Dataset rows describing interfaces

# # # # # # #

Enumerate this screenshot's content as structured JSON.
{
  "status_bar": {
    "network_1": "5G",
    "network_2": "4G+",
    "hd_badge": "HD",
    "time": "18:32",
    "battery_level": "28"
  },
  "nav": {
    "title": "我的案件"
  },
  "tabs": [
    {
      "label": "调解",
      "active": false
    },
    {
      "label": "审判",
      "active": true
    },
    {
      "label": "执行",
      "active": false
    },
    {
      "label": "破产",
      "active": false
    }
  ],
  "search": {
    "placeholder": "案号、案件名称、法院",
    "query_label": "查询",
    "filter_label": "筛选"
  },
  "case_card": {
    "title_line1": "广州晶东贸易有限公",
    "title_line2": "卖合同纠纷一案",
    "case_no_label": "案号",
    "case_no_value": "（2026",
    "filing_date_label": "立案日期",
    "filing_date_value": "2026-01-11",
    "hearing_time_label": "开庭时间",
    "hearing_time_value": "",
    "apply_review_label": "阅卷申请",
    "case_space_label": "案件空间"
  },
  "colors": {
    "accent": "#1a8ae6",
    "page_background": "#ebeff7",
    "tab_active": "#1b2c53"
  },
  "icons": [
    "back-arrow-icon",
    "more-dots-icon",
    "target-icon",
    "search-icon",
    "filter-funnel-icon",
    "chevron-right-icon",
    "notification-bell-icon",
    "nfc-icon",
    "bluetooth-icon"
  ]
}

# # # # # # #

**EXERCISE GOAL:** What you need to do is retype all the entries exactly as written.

**SOLUTION FOR THIS TASK:**
Enumerate this screenshot's content as structured JSON.
{
  "status_bar": {
    "network_1": "5G",
    "network_2": "4G+",
    "hd_badge": "HD",
    "time": "18:32",
    "battery_level": "28"
  },
  "nav": {
    "title": "我的案件"
  },
  "tabs": [
    {
      "label": "调解",
      "active": false
    },
    {
      "label": "审判",
      "active": true
    },
    {
      "label": "执行",
      "active": false
    },
    {
      "label": "破产",
      "active": false
    }
  ],
  "search": {
    "placeholder": "案号、案件名称、法院",
    "query_label": "查询",
    "filter_label": "筛选"
  },
  "case_card": {
    "title_line1": "广州晶东贸易有限公",
    "title_line2": "卖合同纠纷一案",
    "case_no_label": "案号",
    "case_no_value": "（2026",
    "filing_date_label": "立案日期",
    "filing_date_value": "2026-01-11",
    "hearing_time_label": "开庭时间",
    "hearing_time_value": "",
    "apply_review_label": "阅卷申请",
    "case_space_label": "案件空间"
  },
  "colors": {
    "accent": "#1a8ae6",
    "page_background": "#ebeff7",
    "tab_active": "#1b2c53"
  },
  "icons": [
    "back-arrow-icon",
    "more-dots-icon",
    "target-icon",
    "search-icon",
    "filter-funnel-icon",
    "chevron-right-icon",
    "notification-bell-icon",
    "nfc-icon",
    "bluetooth-icon"
  ]
}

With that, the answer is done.